The print media industry received some more bad news last week after a new 24/7 Wall St./Harris poll showed that despite the fact that 67% of those surveyed prefer to receive their news from television, newspapers or magazines, fully 55% of the respondents also believed that traditional media as we know it will not exist in ten years.
This shouldn’t come as a big surprise as newspapers and magazines have suffered large circulation losses in the past few years with some publications moving to an online model only or completely shutting down as financial losses mounted.
There are several reasons for the decline of traditional media including the recession which wreaked havoc with advertising revenue and circulation as businesses cut back and job losses mounted. But more importantly it is the move to online news that has had the biggest impact on both the bottom line and the future of traditional or old media.
Also the poll revealed 50% of the respondents now get almost all their news online and in the 18-34 year-old demographic 65% use this method versus just 33% of those 55 and older.
Those are not encouraging numbers for publications such as The New York Times or The Washington Post which have suffered millions of dollars in losses from their newspaper operations in the last few years and whose audience is clearly getting older and shrinking rapidly.
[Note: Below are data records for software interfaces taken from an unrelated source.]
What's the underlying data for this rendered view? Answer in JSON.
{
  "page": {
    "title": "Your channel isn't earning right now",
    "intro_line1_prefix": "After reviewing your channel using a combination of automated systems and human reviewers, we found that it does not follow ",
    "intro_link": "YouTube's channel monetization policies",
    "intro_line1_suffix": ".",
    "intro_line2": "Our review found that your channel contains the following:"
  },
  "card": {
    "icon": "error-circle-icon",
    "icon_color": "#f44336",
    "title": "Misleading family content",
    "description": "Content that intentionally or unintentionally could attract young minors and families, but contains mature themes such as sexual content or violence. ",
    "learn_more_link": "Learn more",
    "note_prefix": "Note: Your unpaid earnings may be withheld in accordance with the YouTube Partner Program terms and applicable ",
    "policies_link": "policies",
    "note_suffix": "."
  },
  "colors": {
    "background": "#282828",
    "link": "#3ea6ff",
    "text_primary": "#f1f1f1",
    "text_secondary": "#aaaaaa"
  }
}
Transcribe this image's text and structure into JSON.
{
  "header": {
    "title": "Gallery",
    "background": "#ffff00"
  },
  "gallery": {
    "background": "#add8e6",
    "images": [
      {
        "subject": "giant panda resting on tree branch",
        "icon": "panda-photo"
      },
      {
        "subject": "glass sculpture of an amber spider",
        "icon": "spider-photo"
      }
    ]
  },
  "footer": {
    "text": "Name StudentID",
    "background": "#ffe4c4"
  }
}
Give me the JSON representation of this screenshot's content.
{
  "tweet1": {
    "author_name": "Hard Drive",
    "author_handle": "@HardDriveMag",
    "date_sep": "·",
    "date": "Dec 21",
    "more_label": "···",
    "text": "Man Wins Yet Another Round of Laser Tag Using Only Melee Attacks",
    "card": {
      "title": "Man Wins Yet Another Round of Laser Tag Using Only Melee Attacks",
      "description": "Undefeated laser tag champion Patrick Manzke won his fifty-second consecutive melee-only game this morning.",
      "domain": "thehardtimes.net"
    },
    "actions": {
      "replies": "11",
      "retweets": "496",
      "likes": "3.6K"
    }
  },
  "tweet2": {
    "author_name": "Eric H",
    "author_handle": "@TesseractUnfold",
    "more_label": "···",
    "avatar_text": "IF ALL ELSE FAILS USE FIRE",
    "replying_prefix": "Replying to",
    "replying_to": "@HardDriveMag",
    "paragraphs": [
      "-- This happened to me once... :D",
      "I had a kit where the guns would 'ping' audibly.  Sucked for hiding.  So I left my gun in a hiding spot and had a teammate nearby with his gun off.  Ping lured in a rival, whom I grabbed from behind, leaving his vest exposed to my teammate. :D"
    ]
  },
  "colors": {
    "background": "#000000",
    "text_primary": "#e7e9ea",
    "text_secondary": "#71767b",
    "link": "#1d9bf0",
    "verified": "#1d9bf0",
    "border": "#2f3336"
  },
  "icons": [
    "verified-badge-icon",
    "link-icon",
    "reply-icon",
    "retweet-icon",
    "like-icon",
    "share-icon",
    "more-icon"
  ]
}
The networks and newspapers though have only themselves to blame for their less than rose future. As the economy sank and readers fled online they reacted by making deep cuts in personnel , reducing the size and content of their publications and in the process becoming less newsworthy.
Take Newsweek for example. They revamped the magazine by changing its focus, reducing the number or pages and raising the cover price. The end result was steeper losses and a sale to a billionaire with no experience in publishing for $1 plus assumed liabilities of over $40 million.
Now under new management the magazine is seeking to regain some of its former glory but will be doing so without many of its star writers who left after the sale to Sidney Harman was completed.
Harman like the owners of other magazines, newspapers and television and radio stations arrived a little late to the online media blitz and are struggling to catch up but they find themselves in a difficult situation as the public expects the content to be free even though providing the news has a very real cost to it that is not fully supported by online advertising.
There is a management saying “Adapt or Die” and in this case the traditional or old media is adapting but it may be too late to save them from death.